Celebrating his Birthday: Fernando Pessoa Puts Together a Guest List
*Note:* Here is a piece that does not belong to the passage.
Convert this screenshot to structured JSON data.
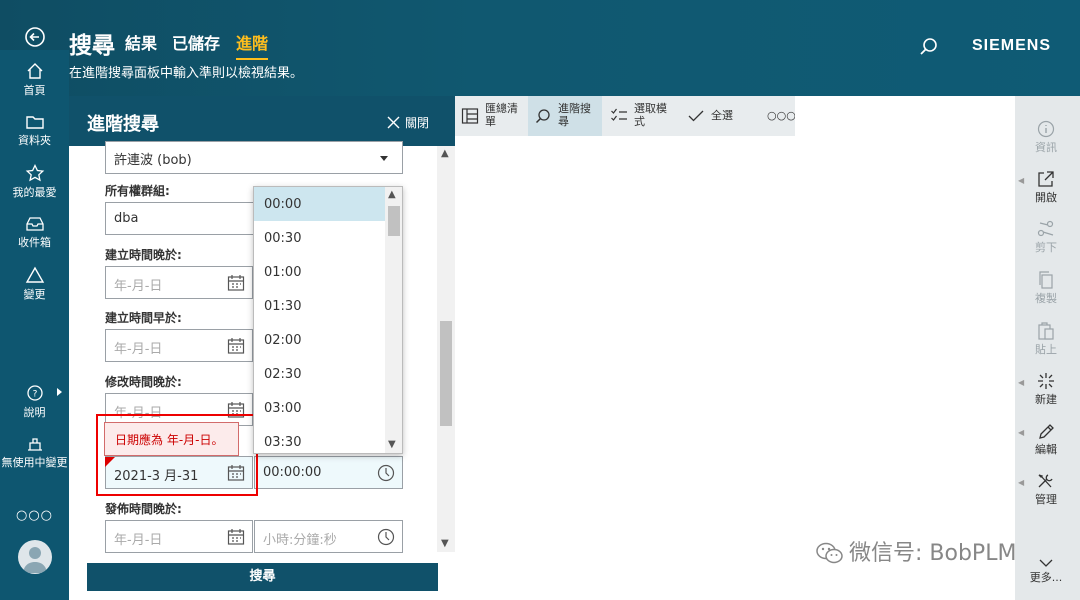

You can’t get started any too soon, I say, even if your next birthday is not the 125th, which mine is. In fact, I already feel rushed. I must get started on the invitations list since getting it right will certainly take more than one stab at it. So here goes. First of all, Adolfo Casais Monteiro, whose nosiness helped me launch that whopper about the near-big-bang birth of the heteronyms, João Gaspar Simões, whose plodding, earnest careerism celebrated me early, promoted me late, to the end, not José Régio (well-meaning, but a pain) or Miguel Torga (despite his having lamented me at my death by closing his office and strolling about in nearby woods), Carlos Queiroz, who treated me like family and piped praise over the radio when I died), Luís Montalvor, who built his career by publishing my books, not Ronald de Carvalho, who pretty much forgot me when he returned to Brazil and who couldn’t care much about my posthumous reputation, Antonio Ferro, who for personal and political reasons kept up his friendship to the end, Almada Negreiros, who always up-staged me (and himself), Côrtes-Rodrigues, whose true sentiments lay with the folk, Pierre Hourcade, the first to translate my poems into French, Ilda Stichini, whose 1930s act included a declamation of “O menino da sua mãe,” which should have given me a greater boost than it did, Elizabeth Bishop, who scotched her classmate Mary McCarthy’s malicious plan to promote Willemsen’s attack on Edwin Honig, Mécia de Sena, who served as Jorge’a “accountant” by collecting everything her husband had written about me into two volumes entitling the work Fernando Pessoa & Ca Heterónima, Eduardo Lourenço, who ventured to publish his wealth of scholarly thought without footnotes, Octavio Paz, who struck the bell for me, loud and clear, with a single essay, Jonathan Griffin, Armand Guibert, Edwin Honig, Peter Rickard, Zenith, and Quintanilha-let these few represent all the earnest translators of the work, José Augusto Seabra, who despite his servility to Parisian semiotics managed to say some interesting things about some poems, Jerónimo Pizarro, who combines a prophet’s zeal with elbow grease, Maria Aliete Galhoz, who sniffed out the rubai poems after Alexandrino Severino tracked one down in a journal, Martins Garcia, who got a doctorate out of Northrup Frye and me, Teresa Rita Lopes, who saw the surviving papers early and was keen enough to copy much of them, Teresa Sobral Cunha, who kept on despite being mercilessly plagiarized as well as frozen out by Assírio & Alvim, José Blanco, perhaps the most disinterested dedicated scholar of them all, Jacinto do Prado Coelho, whose idea was that I personally had my cake and ate it heteronymically, that other Monteiro, who can’t get his head around the fact that I am not English, H. D. Jennings, who after his retirement learned the language so that he could read and write about me in South Africa, Robert Brechon who Frenchified my oeuvre as befits the Pléiade writer that I am, Angel Crespo, who should have worn gloves when touching the cenotaph, the touch was that hot, Luciana and Cleonice, grande dames who knew that there was always more than enough F. P. to satisfy the demand, Onésimo, who smoked out the strategy of mythos, Maria Irene Ramalho, who took note of Portugal’s westward look on Europe’s map and wrote a book, Susan Brown, whose knowledge was passed on to Harold Bloom, who swallowed it whole but misattributed it to Maria Irene, Arnaldo, who shut down Persona way too soon. Mustn’t forget Ofélia, steadfast, true, and silent to the core. Well, best to stop there, at least for the nonce, and let all others with a legitimate claim sit at the children’s table, where seating will be with Santa Rita Pintor and “o Mike,” that British half-brother of mine. That’s enough, I say, for now anyway.